Published: Oct 24, 2022 05:52 PM
File photo

File photo

China-Germany bilateral trade grew by 0.9 percent during the first three quarters of the year, far lower than China's overall foreign trade growth rate of 8.7 percent, as some German politicians' approach of politicizing trade issues negatively impacted on economic ties with China.

Some experts urged the German side to adjust its foreign policy promptly to sustain stable trade and economic cooperation with China and avoid an economic recession amid a deepening energy crisis in Europe.

Bilateral trade between China and Germany rose slightly by 0.9 percent on a yearly basis to $173.57 billion between January and September, according to data released by the General Administration of Customs (GAC) on Monday.
Over the period, China's imports from Germany fell 6.1 percent to $84.71 billion, while exports grew 8.6 percent to reach $88.86 billion, customs data revealed.

Among major EU economies, the Netherlands saw its foreign trade with China grow by 19.9 percent year-on-year during the period, Italy was up 13.2 percent while France fell 0.1 percent, according to the GAC.

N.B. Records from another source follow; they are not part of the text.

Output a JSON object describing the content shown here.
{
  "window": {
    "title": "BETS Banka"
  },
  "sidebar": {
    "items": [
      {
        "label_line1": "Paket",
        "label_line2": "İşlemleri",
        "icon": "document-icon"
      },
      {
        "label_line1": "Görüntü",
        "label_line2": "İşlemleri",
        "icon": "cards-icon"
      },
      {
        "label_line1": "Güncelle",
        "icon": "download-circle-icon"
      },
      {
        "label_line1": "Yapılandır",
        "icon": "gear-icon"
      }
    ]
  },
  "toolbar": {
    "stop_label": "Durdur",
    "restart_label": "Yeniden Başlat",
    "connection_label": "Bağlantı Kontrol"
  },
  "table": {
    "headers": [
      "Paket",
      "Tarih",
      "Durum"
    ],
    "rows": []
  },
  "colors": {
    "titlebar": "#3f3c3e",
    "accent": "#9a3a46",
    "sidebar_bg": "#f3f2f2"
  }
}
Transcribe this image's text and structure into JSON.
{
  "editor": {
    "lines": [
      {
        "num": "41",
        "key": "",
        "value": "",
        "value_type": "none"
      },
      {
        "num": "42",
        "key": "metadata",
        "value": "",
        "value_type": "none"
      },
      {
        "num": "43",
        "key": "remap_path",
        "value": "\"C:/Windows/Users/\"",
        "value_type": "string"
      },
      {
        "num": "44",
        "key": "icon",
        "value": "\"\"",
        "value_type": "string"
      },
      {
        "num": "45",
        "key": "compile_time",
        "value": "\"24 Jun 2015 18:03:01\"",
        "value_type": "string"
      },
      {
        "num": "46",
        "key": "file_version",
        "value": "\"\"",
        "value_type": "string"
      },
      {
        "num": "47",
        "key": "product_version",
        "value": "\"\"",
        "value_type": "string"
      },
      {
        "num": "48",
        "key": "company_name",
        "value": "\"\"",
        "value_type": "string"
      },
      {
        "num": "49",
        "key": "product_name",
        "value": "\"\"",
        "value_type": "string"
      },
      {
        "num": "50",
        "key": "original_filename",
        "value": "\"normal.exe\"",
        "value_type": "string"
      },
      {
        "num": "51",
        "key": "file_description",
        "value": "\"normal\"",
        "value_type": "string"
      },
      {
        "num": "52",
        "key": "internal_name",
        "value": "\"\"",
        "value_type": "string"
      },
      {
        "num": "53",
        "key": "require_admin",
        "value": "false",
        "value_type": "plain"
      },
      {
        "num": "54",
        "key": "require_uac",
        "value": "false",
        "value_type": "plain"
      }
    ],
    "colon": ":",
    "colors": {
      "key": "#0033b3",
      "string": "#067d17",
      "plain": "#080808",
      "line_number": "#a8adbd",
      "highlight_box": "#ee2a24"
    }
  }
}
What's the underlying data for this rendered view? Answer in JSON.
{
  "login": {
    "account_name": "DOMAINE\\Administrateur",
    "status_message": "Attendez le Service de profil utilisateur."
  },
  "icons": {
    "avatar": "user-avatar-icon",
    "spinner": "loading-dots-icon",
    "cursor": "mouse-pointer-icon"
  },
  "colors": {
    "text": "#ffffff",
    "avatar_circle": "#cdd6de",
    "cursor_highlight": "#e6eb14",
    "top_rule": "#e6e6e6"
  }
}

The low figures were within expectations as some German politicians have been politicizing bilateral trade and economic cooperation by intensifying hype over "reducing dependency on China" and heightening scrutiny of Chinese investments in Europe, Zhao Junjie, a research fellow at the Chinese Academy of Social Sciences' Institute of European Studies, told the Global Times on Monday.

Zhao said he would hold a wait-and-see attitude toward the prospects of China-Germany trade. "Given the current political environment in Germany and Europe, we should not be optimistic but neither should we be too pessimistic," he said.

Zhao said that he hoped for bilateral trade and economic cooperation could sustain stable growth in the coming months. He urged the German side to fine-tune its policy toward China and increase cooperation to help solve its domestic economic challenges such as rising bankruptcies of smaller firms amid an energy shortage.

Whiles some German politicians have advocated cutting dependency on China, German Chancellor Olaf Scholz said decoupling from China would be the "wrong answer," as "globalization has been a success story that enabled prosperity for many people," Reuters reported.

Chinese Foreign Ministry spokesperson Wang Wenbin said recently that China and the EU are partners, not rivals, calling for the EU to view China-EU cooperation in an objective manner and rational light, expand common interests and contribute to the stability of global supply chains.

Germany would face costs almost six times as much as Brexit if the country chose to decouple from China, according to a report by the ifo Institute, a Munich-based research organization.

The Deutsche Bundesbank, Germany's central bank, has slashed its forecast for the nation's GDP growth from 4.2 percent in December to just 1.9 percent in June, according to Xinhua News Agency.

German investment in China hit a record high in the first half of 2022, surpassing the level of tens of billions of euros, according to a report by the German Institute for Economic Research, more commonly known as DIW Berlin, which was released in August. 

Although some politicians try to politicize economic issues and persuade multinationals to quite the Chinese market, many German enterprises don't want to make changes their long-standing business decisions. German corporate giants are pouring investment into the world's second largest economy. 

For instance, BASF inaugurated the first plant of its Zhanjiang Verbund site on September 6 in South China's Guangdong Province. The project will be the company's largest investment to date, with a pledged investment of 10 billion euros by 2030, according to a statement sent from BASF to the Global Times.